▸ **Required action**
The entries follow. Print each one exactly.

▸ **Source material**
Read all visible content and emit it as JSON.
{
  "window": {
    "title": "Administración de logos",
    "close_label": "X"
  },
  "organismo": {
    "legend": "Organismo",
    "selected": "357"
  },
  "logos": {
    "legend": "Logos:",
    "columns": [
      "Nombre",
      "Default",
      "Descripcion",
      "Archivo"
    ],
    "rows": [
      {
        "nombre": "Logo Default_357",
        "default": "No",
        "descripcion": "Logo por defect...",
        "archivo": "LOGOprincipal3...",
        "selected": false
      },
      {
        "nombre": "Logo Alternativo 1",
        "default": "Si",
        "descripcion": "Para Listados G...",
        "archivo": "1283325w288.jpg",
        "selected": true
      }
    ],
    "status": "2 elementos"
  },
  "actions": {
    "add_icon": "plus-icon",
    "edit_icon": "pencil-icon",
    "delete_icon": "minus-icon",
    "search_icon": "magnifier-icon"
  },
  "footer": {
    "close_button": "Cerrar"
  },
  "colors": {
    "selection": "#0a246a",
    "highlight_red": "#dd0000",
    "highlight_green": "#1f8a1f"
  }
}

▸ **Answer space**
Read all visible content and emit it as JSON.
{
  "window": {
    "title": "Administración de logos",
    "close_label": "X"
  },
  "organismo": {
    "legend": "Organismo",
    "selected": "357"
  },
  "logos": {
    "legend": "Logos:",
    "columns": [
      "Nombre",
      "Default",
      "Descripcion",
      "Archivo"
    ],
    "rows": [
      {
        "nombre": "Logo Default_357",
        "default": "No",
        "descripcion": "Logo por defect...",
        "archivo": "LOGOprincipal3...",
        "selected": false
      },
      {
        "nombre": "Logo Alternativo 1",
        "default": "Si",
        "descripcion": "Para Listados G...",
        "archivo": "1283325w288.jpg",
        "selected": true
      }
    ],
    "status": "2 elementos"
  },
  "actions": {
    "add_icon": "plus-icon",
    "edit_icon": "pencil-icon",
    "delete_icon": "minus-icon",
    "search_icon": "magnifier-icon"
  },
  "footer": {
    "close_button": "Cerrar"
  },
  "colors": {
    "selection": "#0a246a",
    "highlight_red": "#dd0000",
    "highlight_green": "#1f8a1f"
  }
}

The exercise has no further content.